The Daves would like to wish our fellow American monster fans a very Happy Thanksgiving while also giving them the bird! No, not just any bird, mind you, but a “battleship” sized fowl from another dimension! I’m referring, of course, to the 1957 quintessential “turkey,” The Giant Claw. This film’s not only achieved cult status for all the wrong reasons but has since gone on to become something of a Thanksgiving movie tradition (for fun people who hate football). In fact, about seven years ago I included it as part of my list of Thanksgiving-related genre films. I remember at the time wondering if I wasn’t reaching a bit by having it on there but those doubts were all erased last July during a “Hollywood Kaiju Strikes Back” panel at G-FEST XXIV. Although the Godzilla Festival revolves around Japanese monsters, Martin Arlt and Archie Waugh gave an entire hour to some of their American contemporaries. This included such atomic menaces as The Deadly Mantis and The Beginning of the End while saving the best of the worst for last. Our moderators introduced the film by informing is it was their Thanksgiving movie tradition. So I not only walked away feeling validated regarding my list, but also with enough tidbits to offer YOU this special Turkey Day blog. And if that isn’t a reason to feel thankful, then we just don’t know what is!
Let me start by saying that I really wanted to like “It Came from 1957.” It had everything going for it; it covers one of my favorite subject matters and it is put out by one of the greatest publishing houses that releases horror and science fiction movie guides, McFarland & Company, Inc. All I can say is that this book was one big disappointment despite its potential.

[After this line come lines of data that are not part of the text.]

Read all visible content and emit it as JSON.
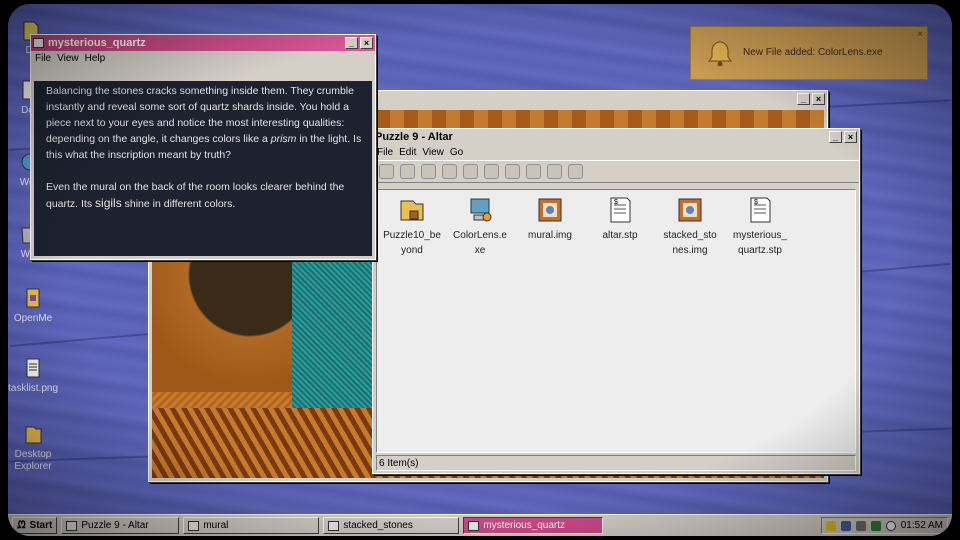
{
  "desktop_icons": [
    {
      "label": "Do",
      "icon": "folder-icon"
    },
    {
      "label": "Doc",
      "icon": "document-icon"
    },
    {
      "label": "Web",
      "icon": "globe-icon"
    },
    {
      "label": "Wa",
      "icon": "trash-icon"
    },
    {
      "label": "OpenMe",
      "icon": "script-icon"
    },
    {
      "label": "tasklist.png",
      "icon": "notepad-icon"
    },
    {
      "label": "Desktop Explorer",
      "icon": "explorer-icon"
    }
  ],
  "note_window": {
    "title": "mysterious_quartz",
    "menu": [
      "File",
      "View",
      "Help"
    ],
    "paragraph1_before": "Balancing the stones cracks something inside them. They crumble instantly and reveal some sort of quartz shards inside. You hold a piece next to your eyes and notice the most interesting qualities: depending on the angle, it changes colors like a ",
    "paragraph1_em": "prism",
    "paragraph1_after": " in the light. Is this what the inscription meant by truth?",
    "paragraph2_before": "Even the mural on the back of the room looks clearer behind the quartz. Its ",
    "paragraph2_em": "sigils",
    "paragraph2_after": " shine in different colors."
  },
  "explorer_window": {
    "title": "Puzzle 9 - Altar",
    "menu": [
      "File",
      "Edit",
      "View",
      "Go"
    ],
    "files": [
      {
        "name_line1": "Puzzle10_be",
        "name_line2": "yond",
        "icon": "locked-folder-icon"
      },
      {
        "name_line1": "ColorLens.e",
        "name_line2": "xe",
        "icon": "computer-app-icon"
      },
      {
        "name_line1": "mural.img",
        "name_line2": "",
        "icon": "image-icon"
      },
      {
        "name_line1": "altar.stp",
        "name_line2": "",
        "icon": "stp-document-icon"
      },
      {
        "name_line1": "stacked_sto",
        "name_line2": "nes.img",
        "icon": "image-icon"
      },
      {
        "name_line1": "mysterious_",
        "name_line2": "quartz.stp",
        "icon": "stp-document-icon"
      }
    ],
    "status": "6 Item(s)"
  },
  "notification": {
    "message": "New File added: ColorLens.exe",
    "close": "×"
  },
  "taskbar": {
    "start": "Start",
    "tasks": [
      {
        "label": "Puzzle 9 - Altar",
        "active": false
      },
      {
        "label": "mural",
        "active": false
      },
      {
        "label": "stacked_stones",
        "active": false
      },
      {
        "label": "mysterious_quartz",
        "active": true
      }
    ],
    "clock": "01:52 AM"
  },
  "colors": {
    "note_title_bar": "#c0407a",
    "note_body": "#1c2230",
    "desktop": "#5a62b8",
    "notification": "#c89a52"
  }
}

Hollywood has a long standing tradition of taking those special days on calendar and using them as a backdrop for horror films. Of course this bloody holiday craze began with the immortal Halloween which not only inspired its own sequels but set into motion the ’80s golden age of slashers which were often to a special occasion. Friday the 13th, My Bloody Valentine, Graduation Day, Happy Birthday to Me, New Years Evil, and Mother’s Day are all examples of the trend with Christmas inspiring its own numerous blood-soaked entries as well. There was even a film titled The Day After Halloween (which I guess sounds a lot more ominous than “November 1st”) that had absolutely nothing to do with Carpenter’s classic while cleverly riding its holiday-themed coattails. But what about Thanksgiving? Did America’s “Day of Thanks” offer us horror fans anything to be grateful for? Continue reading